AIM OF THE EXERCISE –
In the records, each line holding "JSON" must be reported.

── PROVIDED MATERIAL ──

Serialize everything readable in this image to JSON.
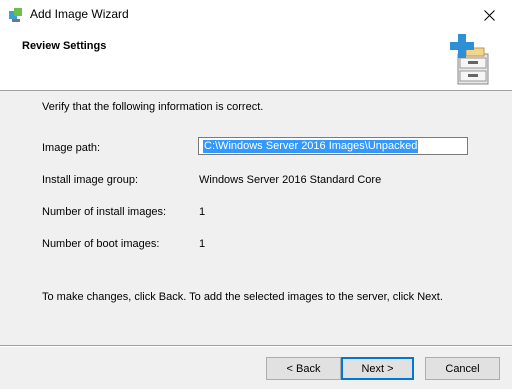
{
  "window": {
    "title": "Add Image Wizard",
    "icons": {
      "app": "wds-app-icon",
      "close": "close-icon"
    }
  },
  "header": {
    "title": "Review Settings",
    "graphic": "file-cabinet-add-icon"
  },
  "main": {
    "intro": "Verify that the following information is correct.",
    "rows": [
      {
        "label": "Image path:",
        "value": "C:\\Windows Server 2016 Images\\Unpacked"
      },
      {
        "label": "Install image group:",
        "value": "Windows Server 2016 Standard Core"
      },
      {
        "label": "Number of install images:",
        "value": "1"
      },
      {
        "label": "Number of boot images:",
        "value": "1"
      }
    ],
    "footer_note": "To make changes, click Back. To add the selected images to the server, click Next."
  },
  "buttons": {
    "back": "< Back",
    "next": "Next >",
    "cancel": "Cancel"
  },
  "colors": {
    "selection": "#3399ff",
    "default_button_border": "#0078d7",
    "icon_plus": "#2d8fd5"
  }
}
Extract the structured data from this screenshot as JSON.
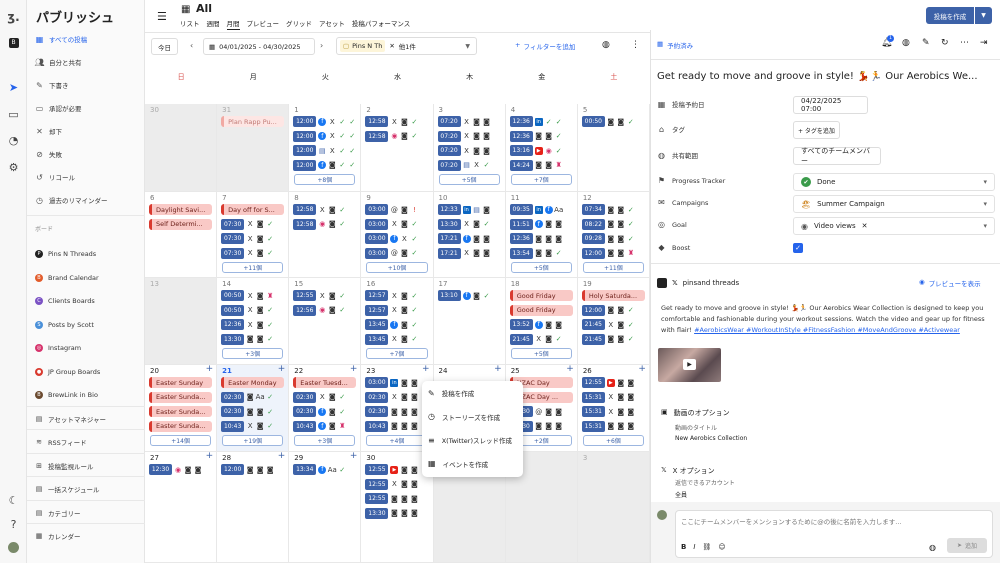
{
  "sidebar": {
    "title": "パブリッシュ",
    "nav": [
      "すべての投稿",
      "自分と共有",
      "下書き",
      "承認が必要",
      "却下",
      "失敗",
      "リコール",
      "過去のリマインダー"
    ],
    "section_label": "ボード",
    "boards": [
      "Pins N Threads",
      "Brand Calendar",
      "Clients Boards",
      "Posts by Scott",
      "Instagram",
      "JP Group Boards",
      "BrewLink in Bio",
      "アセットマネジャー",
      "RSSフィード",
      "投稿監視ルール",
      "一括スケジュール",
      "カテゴリー",
      "カレンダー"
    ]
  },
  "header": {
    "title": "All",
    "tabs": [
      "リスト",
      "週間",
      "月間",
      "プレビュー",
      "グリッド",
      "アセット",
      "投稿パフォーマンス"
    ],
    "active_tab": "月間",
    "create_button": "投稿を作成"
  },
  "toolbar": {
    "today": "今日",
    "date_range": "04/01/2025 - 04/30/2025",
    "filter_chip": "Pins N Th",
    "filter_more": "他1件",
    "add_filter": "フィルターを追加"
  },
  "calendar": {
    "weekdays": [
      "日",
      "月",
      "火",
      "水",
      "木",
      "金",
      "土"
    ],
    "weeks": [
      {
        "days": [
          {
            "n": "30",
            "gray": true,
            "items": []
          },
          {
            "n": "31",
            "gray": true,
            "items": [
              {
                "ev": "Plan Rapp Pu...",
                "faded": true
              }
            ]
          },
          {
            "n": "1",
            "items": [
              {
                "t": "12:00",
                "ic": "f X ✓ ✓"
              },
              {
                "t": "12:00",
                "ic": "f X ✓ ✓"
              },
              {
                "t": "12:00",
                "ic": "▤ X ✓ ✓"
              },
              {
                "t": "12:00",
                "ic": "f ◙ ✓ ✓"
              }
            ],
            "more": "+8個"
          },
          {
            "n": "2",
            "items": [
              {
                "t": "12:58",
                "ic": "X ◙ ✓"
              },
              {
                "t": "12:58",
                "ic": "◉ ◙ ✓"
              }
            ]
          },
          {
            "n": "3",
            "items": [
              {
                "t": "07:20",
                "ic": "X ◙ ◙"
              },
              {
                "t": "07:20",
                "ic": "X ◙ ◙"
              },
              {
                "t": "07:20",
                "ic": "X ◙ ◙"
              },
              {
                "t": "07:20",
                "ic": "▤ X ✓"
              }
            ],
            "more": "+5個"
          },
          {
            "n": "4",
            "items": [
              {
                "t": "12:36",
                "ic": "in ✓ ✓"
              },
              {
                "t": "12:36",
                "ic": "◙ ◙ ✓"
              },
              {
                "t": "13:16",
                "ic": "▶ ◉ ✓"
              },
              {
                "t": "14:24",
                "ic": "◙ ◙ ♜"
              }
            ],
            "more": "+7個"
          },
          {
            "n": "5",
            "items": [
              {
                "t": "00:50",
                "ic": "◙ ◙ ✓"
              }
            ]
          }
        ]
      },
      {
        "days": [
          {
            "n": "6",
            "items": [
              {
                "ev": "Daylight Savi..."
              },
              {
                "ev": "Self Determi..."
              }
            ]
          },
          {
            "n": "7",
            "items": [
              {
                "ev": "Day off for S..."
              },
              {
                "t": "07:30",
                "ic": "X ◙ ✓"
              },
              {
                "t": "07:30",
                "ic": "X ◙ ✓"
              },
              {
                "t": "07:30",
                "ic": "X ◙ ✓"
              }
            ],
            "more": "+11個"
          },
          {
            "n": "8",
            "items": [
              {
                "t": "12:58",
                "ic": "X ◙ ✓"
              },
              {
                "t": "12:58",
                "ic": "◉ ◙ ✓"
              }
            ]
          },
          {
            "n": "9",
            "items": [
              {
                "t": "03:00",
                "ic": "@ ◙ !"
              },
              {
                "t": "03:00",
                "ic": "X ◙ ✓"
              },
              {
                "t": "03:00",
                "ic": "f X ✓"
              },
              {
                "t": "03:00",
                "ic": "@ ◙ ✓"
              }
            ],
            "more": "+10個"
          },
          {
            "n": "10",
            "items": [
              {
                "t": "12:33",
                "ic": "in ▤ ◙"
              },
              {
                "t": "13:30",
                "ic": "X ◙ ✓"
              },
              {
                "t": "17:21",
                "ic": "f ◙ ◙"
              },
              {
                "t": "17:21",
                "ic": "X ◙ ◙"
              }
            ]
          },
          {
            "n": "11",
            "items": [
              {
                "t": "09:35",
                "ic": "in f Aa"
              },
              {
                "t": "11:51",
                "ic": "f ◙ ◙"
              },
              {
                "t": "12:36",
                "ic": "◙ ◙ ◙"
              },
              {
                "t": "13:54",
                "ic": "◙ ◙ ✓"
              }
            ],
            "more": "+5個"
          },
          {
            "n": "12",
            "items": [
              {
                "t": "07:34",
                "ic": "◙ ◙ ✓"
              },
              {
                "t": "08:22",
                "ic": "◙ ◙ ✓"
              },
              {
                "t": "09:28",
                "ic": "◙ ◙ ✓"
              },
              {
                "t": "12:00",
                "ic": "◙ ◙ ♜"
              }
            ],
            "more": "+11個"
          }
        ]
      },
      {
        "days": [
          {
            "n": "13",
            "gray": true,
            "items": []
          },
          {
            "n": "14",
            "items": [
              {
                "t": "00:50",
                "ic": "X ◙ ♜"
              },
              {
                "t": "00:50",
                "ic": "X ◙ ✓"
              },
              {
                "t": "12:36",
                "ic": "X ◙ ✓"
              },
              {
                "t": "13:30",
                "ic": "◙ ◙ ✓"
              }
            ],
            "more": "+3個"
          },
          {
            "n": "15",
            "items": [
              {
                "t": "12:55",
                "ic": "X ◙ ✓"
              },
              {
                "t": "12:56",
                "ic": "◉ ◙ ✓"
              }
            ]
          },
          {
            "n": "16",
            "items": [
              {
                "t": "12:57",
                "ic": "X ◙ ✓"
              },
              {
                "t": "12:57",
                "ic": "X ◙ ✓"
              },
              {
                "t": "13:45",
                "ic": "f ◙ ✓"
              },
              {
                "t": "13:45",
                "ic": "X ◙ ✓"
              }
            ],
            "more": "+7個"
          },
          {
            "n": "17",
            "items": [
              {
                "t": "13:10",
                "ic": "f ◙ ✓"
              }
            ]
          },
          {
            "n": "18",
            "items": [
              {
                "ev": "Good Friday"
              },
              {
                "ev": "Good Friday"
              },
              {
                "t": "13:52",
                "ic": "f ◙ ◙"
              },
              {
                "t": "21:45",
                "ic": "X ◙ ✓"
              }
            ],
            "more": "+5個"
          },
          {
            "n": "19",
            "items": [
              {
                "ev": "Holy Saturda..."
              },
              {
                "t": "12:00",
                "ic": "◙ ◙ ✓"
              },
              {
                "t": "21:45",
                "ic": "X ◙ ✓"
              },
              {
                "t": "21:45",
                "ic": "◙ ◙ ✓"
              }
            ]
          }
        ]
      },
      {
        "days": [
          {
            "n": "20",
            "items": [
              {
                "ev": "Easter Sunday"
              },
              {
                "ev": "Easter Sunda..."
              },
              {
                "ev": "Easter Sunda..."
              },
              {
                "ev": "Easter Sunda..."
              }
            ],
            "more": "+14個"
          },
          {
            "n": "21",
            "hl": true,
            "items": [
              {
                "ev": "Easter Monday"
              },
              {
                "t": "02:30",
                "ic": "◙ Aa ✓"
              },
              {
                "t": "02:30",
                "ic": "◙ ◙ ✓"
              },
              {
                "t": "10:43",
                "ic": "X ◙ ✓"
              }
            ],
            "more": "+19個"
          },
          {
            "n": "22",
            "items": [
              {
                "ev": "Easter Tuesd..."
              },
              {
                "t": "02:30",
                "ic": "X ◙ ✓"
              },
              {
                "t": "02:30",
                "ic": "f ◙ ✓"
              },
              {
                "t": "10:43",
                "ic": "f ◙ ♜"
              }
            ],
            "more": "+3個"
          },
          {
            "n": "23",
            "items": [
              {
                "t": "03:00",
                "ic": "in ◙ ◙"
              },
              {
                "t": "02:30",
                "ic": "X ◙ ◙"
              },
              {
                "t": "02:30",
                "ic": "◙ ◙ ◙"
              },
              {
                "t": "10:43",
                "ic": "◙ ◙ ◙"
              }
            ],
            "more": "+4個"
          },
          {
            "n": "24",
            "items": []
          },
          {
            "n": "25",
            "items": [
              {
                "ev": "NZAC Day"
              },
              {
                "ev": "NZAC Day ..."
              },
              {
                "t": "01:30",
                "ic": "@ ◙ ◙"
              },
              {
                "t": "01:30",
                "ic": "◙ ◙ ◙"
              }
            ],
            "more": "+2個"
          },
          {
            "n": "26",
            "items": [
              {
                "t": "12:55",
                "ic": "▶ ◙ ◙"
              },
              {
                "t": "15:31",
                "ic": "X ◙ ◙"
              },
              {
                "t": "15:31",
                "ic": "X ◙ ◙"
              },
              {
                "t": "15:31",
                "ic": "◙ ◙ ◙"
              }
            ],
            "more": "+6個"
          }
        ]
      },
      {
        "days": [
          {
            "n": "27",
            "items": [
              {
                "t": "12:30",
                "ic": "◉ ◙ ◙"
              }
            ]
          },
          {
            "n": "28",
            "items": [
              {
                "t": "12:00",
                "ic": "◙ ◙ ◙"
              }
            ]
          },
          {
            "n": "29",
            "items": [
              {
                "t": "13:34",
                "ic": "f Aa ✓"
              }
            ]
          },
          {
            "n": "30",
            "items": [
              {
                "t": "12:55",
                "ic": "▶ ◙ ◙"
              },
              {
                "t": "12:55",
                "ic": "X ◙ ◙"
              },
              {
                "t": "12:55",
                "ic": "◙ ◙ ◙"
              },
              {
                "t": "13:30",
                "ic": "◙ ◙ ◙"
              }
            ]
          },
          {
            "n": "1",
            "gray": true,
            "items": []
          },
          {
            "n": "2",
            "gray": true,
            "items": []
          },
          {
            "n": "3",
            "gray": true,
            "items": []
          }
        ]
      }
    ]
  },
  "context_menu": [
    "投稿を作成",
    "ストーリーズを作成",
    "X(Twitter)スレッド作成",
    "イベントを作成"
  ],
  "panel": {
    "status": "予約済み",
    "notif_count": "1",
    "title": "Get ready to move and groove in style! 💃🏃 Our Aerobics We...",
    "fields": [
      {
        "label": "投稿予約日",
        "value": "04/22/2025 07:00"
      },
      {
        "label": "タグ",
        "value": "+ タグを追加"
      },
      {
        "label": "共有範囲",
        "value": "すべてのチームメンバー"
      },
      {
        "label": "Progress Tracker",
        "value": "Done"
      },
      {
        "label": "Campaigns",
        "value": "Summer Campaign"
      },
      {
        "label": "Goal",
        "value": "Video views"
      },
      {
        "label": "Boost",
        "value": ""
      }
    ],
    "account": "pinsand threads",
    "preview_link": "プレビューを表示",
    "body": "Get ready to move and groove in style! 💃🏃 Our Aerobics Wear Collection is designed to keep you comfortable and fashionable during your workout sessions. Watch the video and gear up for fitness with flair! ",
    "hashtags": "#AerobicsWear #WorkoutInStyle #FitnessFashion #MoveAndGroove #Activewear",
    "video_options_title": "動画のオプション",
    "video_title_label": "動画のタイトル",
    "video_title_value": "New Aerobics Collection",
    "x_options_title": "X オプション",
    "reply_label": "返信できるアカウント",
    "reply_value": "全員",
    "comment_placeholder": "ここにチームメンバーをメンションするために@の後に名前を入力します...",
    "send_button": "追加"
  }
}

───

WRITTEN REPLY –
Serialize everything readable in this image to JSON.
Extract the structured data from this screenshot as JSON.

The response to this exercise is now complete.